The Police posted a media release alerting members of the public to the re-emergence of such scams.
How does the scam work?
Victims of such phishing scams would receive emails or text messages informing them that their parcels were awaiting delivery.
Victims would click on a Uniform Resource Locator (URL) link embedded in the messages to view information regarding their parcel deliveries.
Upon clicking on the URL links, victims would be redirected to fraudulent websites, which would request for their credit or debit card details and One-Time Passwords (OTPs).

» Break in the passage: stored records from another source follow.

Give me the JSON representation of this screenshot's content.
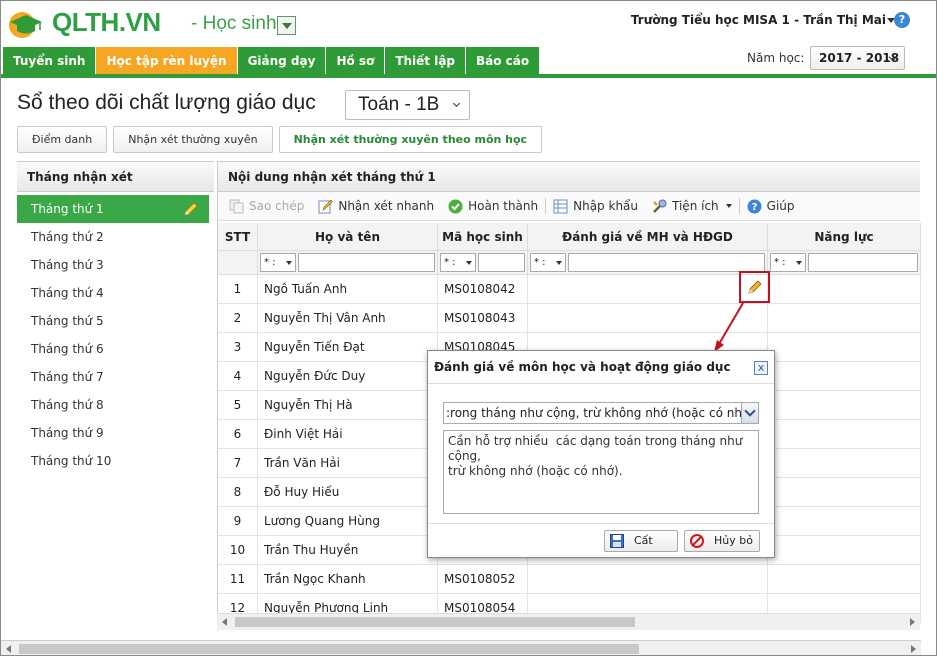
{
  "header": {
    "logo_text": "QLTH.VN",
    "role": "- Học sinh",
    "school_user": "Trường Tiểu học MISA 1 - Trần Thị Mai",
    "help": "?"
  },
  "nav": {
    "items": [
      "Tuyển sinh",
      "Học tập rèn luyện",
      "Giảng dạy",
      "Hồ sơ",
      "Thiết lập",
      "Báo cáo"
    ],
    "active_index": 1,
    "year_label": "Năm học:",
    "year_value": "2017 - 2018"
  },
  "page": {
    "title": "Sổ theo dõi chất lượng giáo dục",
    "subject": "Toán - 1B"
  },
  "subtabs": [
    "Điểm danh",
    "Nhận xét thường xuyên",
    "Nhận xét thường xuyên theo môn học"
  ],
  "left_panel": {
    "header": "Tháng nhận xét",
    "months": [
      "Tháng thứ 1",
      "Tháng thứ 2",
      "Tháng thứ 3",
      "Tháng thứ 4",
      "Tháng thứ 5",
      "Tháng thứ 6",
      "Tháng thứ 7",
      "Tháng thứ 8",
      "Tháng thứ 9",
      "Tháng thứ 10"
    ]
  },
  "right_panel": {
    "header": "Nội dung nhận xét tháng thứ 1",
    "toolbar": {
      "copy": "Sao chép",
      "quick": "Nhận xét nhanh",
      "done": "Hoàn thành",
      "import": "Nhập khẩu",
      "utils": "Tiện ích",
      "help": "Giúp"
    }
  },
  "grid": {
    "columns": [
      "STT",
      "Họ và tên",
      "Mã học sinh",
      "Đánh giá về MH và HĐGD",
      "Năng lực"
    ],
    "filter_op": "* :",
    "rows": [
      [
        "1",
        "Ngô Tuấn Anh",
        "MS0108042"
      ],
      [
        "2",
        "Nguyễn Thị Vân Anh",
        "MS0108043"
      ],
      [
        "3",
        "Nguyễn Tiến Đạt",
        "MS0108045"
      ],
      [
        "4",
        "Nguyễn Đức Duy",
        ""
      ],
      [
        "5",
        "Nguyễn Thị Hà",
        ""
      ],
      [
        "6",
        "Đinh Việt Hải",
        ""
      ],
      [
        "7",
        "Trần Văn Hải",
        ""
      ],
      [
        "8",
        "Đỗ Huy Hiếu",
        ""
      ],
      [
        "9",
        "Lương Quang Hùng",
        ""
      ],
      [
        "10",
        "Trần Thu Huyền",
        ""
      ],
      [
        "11",
        "Trần Ngọc Khanh",
        "MS0108052"
      ],
      [
        "12",
        "Nguyễn Phương Linh",
        "MS0108054"
      ]
    ]
  },
  "dialog": {
    "title": "Đánh giá về môn học và hoạt động giáo dục",
    "close": "x",
    "select_value": ":rong tháng như cộng, trừ không nhớ (hoặc có nhớ).",
    "text": "Cần hỗ trợ nhiều  các dạng toán trong tháng như cộng,\ntrừ không nhớ (hoặc có nhớ).",
    "save": "Cất",
    "cancel": "Hủy bỏ"
  },
  "colors": {
    "brand_green": "#2e9b37",
    "active_orange": "#f5a623",
    "annotation_red": "#c1121f"
  }
}
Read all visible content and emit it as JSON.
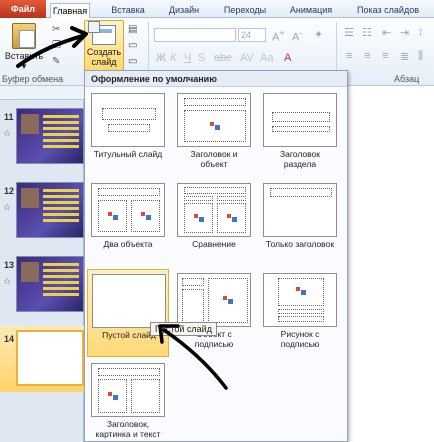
{
  "tabs": {
    "file": "Файл",
    "home": "Главная",
    "insert": "Вставка",
    "design": "Дизайн",
    "transitions": "Переходы",
    "animation": "Анимация",
    "slideshow": "Показ слайдов"
  },
  "ribbon": {
    "paste_label": "Вставить",
    "new_slide_label_1": "Создать",
    "new_slide_label_2": "слайд",
    "clipboard_group": "Буфер обмена",
    "paragraph_group": "Абзац",
    "font_size": "24"
  },
  "thumbnails": {
    "numbers": [
      "11",
      "12",
      "13",
      "14"
    ],
    "star": "☆"
  },
  "gallery": {
    "header": "Оформление по умолчанию",
    "layouts": [
      {
        "label_1": "Титульный слайд",
        "label_2": ""
      },
      {
        "label_1": "Заголовок и",
        "label_2": "объект"
      },
      {
        "label_1": "Заголовок",
        "label_2": "раздела"
      },
      {
        "label_1": "Два объекта",
        "label_2": ""
      },
      {
        "label_1": "Сравнение",
        "label_2": ""
      },
      {
        "label_1": "Только заголовок",
        "label_2": ""
      },
      {
        "label_1": "Пустой слайд",
        "label_2": ""
      },
      {
        "label_1": "Объект с",
        "label_2": "подписью"
      },
      {
        "label_1": "Рисунок с",
        "label_2": "подписью"
      },
      {
        "label_1": "Заголовок,",
        "label_2": "картинка и текст"
      }
    ]
  },
  "tooltip": "Пустой слайд",
  "colors": {
    "file_tab": "#c9402a",
    "selection": "#ffd978",
    "annotation_ink": "#000000"
  }
}
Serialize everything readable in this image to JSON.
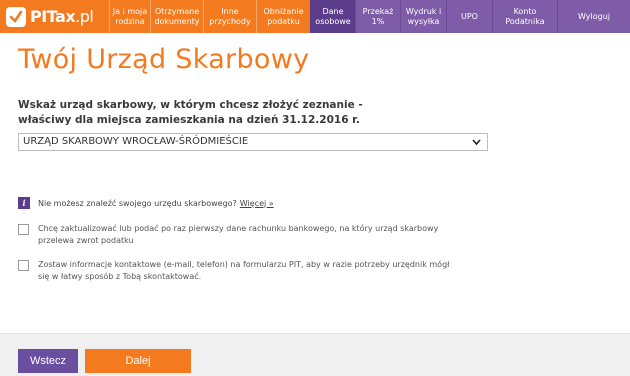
{
  "colors": {
    "accent": "#f47a20",
    "purple": "#5b3d8c",
    "purple_light": "#7e5ca8"
  },
  "nav": {
    "logo": {
      "text_bold": "PITax",
      "text_thin": ".pl",
      "icon": "checkmark-icon"
    },
    "items": [
      {
        "label": "Ja i moja rodzina",
        "width": 41,
        "state": "normal"
      },
      {
        "label": "Otrzymane dokumenty",
        "width": 53,
        "state": "normal"
      },
      {
        "label": "Inne przychody",
        "width": 53,
        "state": "normal"
      },
      {
        "label": "Obniżanie podatku",
        "width": 54,
        "state": "normal"
      },
      {
        "label": "Dane osobowe",
        "width": 45,
        "state": "active"
      },
      {
        "label": "Przekaż 1%",
        "width": 45,
        "state": "purple"
      },
      {
        "label": "Wydruk i wysyłka",
        "width": 46,
        "state": "purple"
      },
      {
        "label": "UPO",
        "width": 46,
        "state": "purple"
      },
      {
        "label": "Konto Podatnika",
        "width": 65,
        "state": "purple"
      },
      {
        "label": "Wyloguj",
        "width": 73,
        "state": "purple"
      }
    ]
  },
  "page": {
    "title": "Twój Urząd Skarbowy",
    "question_line1": "Wskaż urząd skarbowy, w którym chcesz złożyć zeznanie -",
    "question_line2": "właściwy dla miejsca zamieszkania na dzień 31.12.2016 r.",
    "selected_office": "URZĄD SKARBOWY WROCŁAW-ŚRÓDMIEŚCIE",
    "info_text": "Nie możesz znaleźć swojego urzędu skarbowego?",
    "info_link": "Więcej »",
    "checkbox_1": "Chcę zaktualizować lub podać po raz pierwszy dane rachunku bankowego, na który urząd skarbowy przelewa zwrot podatku",
    "checkbox_2": "Zostaw informacje kontaktowe (e-mail, telefon) na formularzu PIT, aby w razie potrzeby urzędnik mógł się w łatwy sposób z Tobą skontaktować."
  },
  "footer": {
    "back_label": "Wstecz",
    "next_label": "Dalej"
  }
}
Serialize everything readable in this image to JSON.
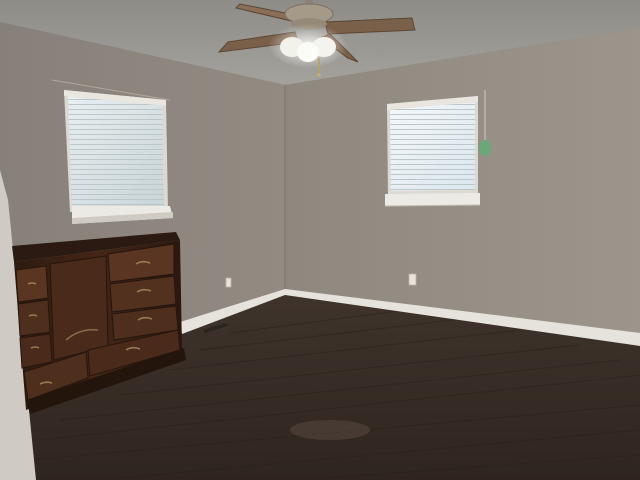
{
  "scene": {
    "subject": "empty-room",
    "colors": {
      "ceiling": "#9a9893",
      "wall_left": "#8c857d",
      "wall_right": "#968f86",
      "floor": "#3a2e27",
      "floor_dark": "#2d231d",
      "baseboard": "#e6e3dc",
      "window_light": "#e8eef0",
      "window_frame": "#dcd9d2",
      "dresser": "#3b2216",
      "dresser_light": "#5a3522",
      "fan_blade": "#7a6048",
      "fan_metal": "#a59a88",
      "fan_light": "#f2f1ea",
      "pull_cord": "#6aa878"
    },
    "objects": [
      "ceiling-fan",
      "left-window",
      "right-window",
      "dresser",
      "floor",
      "baseboard",
      "outlet",
      "floor-vent"
    ]
  }
}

Victims would only realise that they had been scammed when they discovered unauthorised transactions made to their credit or debit cards.
Prevention is better than cure
Here is what Singapore Police Force advised:
- Do not click on URL links provided in unsolicited emails and text messages;
- Always verify the authenticity of the information with the official website or sources;
- Never disclose your personal or Internet banking details and OTP to anyone; and
- Report any fraudulent credit or debit card charges to your bank and cancel your card immediately.
If you have any information related to such crimes, please call the Police Hotline at 1800-255-0000, or submit it online at www.police.gov.sg/iwitness. All information will be kept strictly confidential.
If you require urgent Police assistance, please dial ‘999’.
Spotting the signs
For more information on scams, members of the public can visit www.scamalert.sg or call the Anti-Scam Hotline at 1800-722-6688. Join the ‘Spot the Signs.
Stop the Crimes’ campaign at https://www.scamalert.sg/resources/fight by signing up as an advocate to receive up-to-date messages and share them with your family and friends. Together, we can help stop scams and prevent our loved ones from becoming the next victim.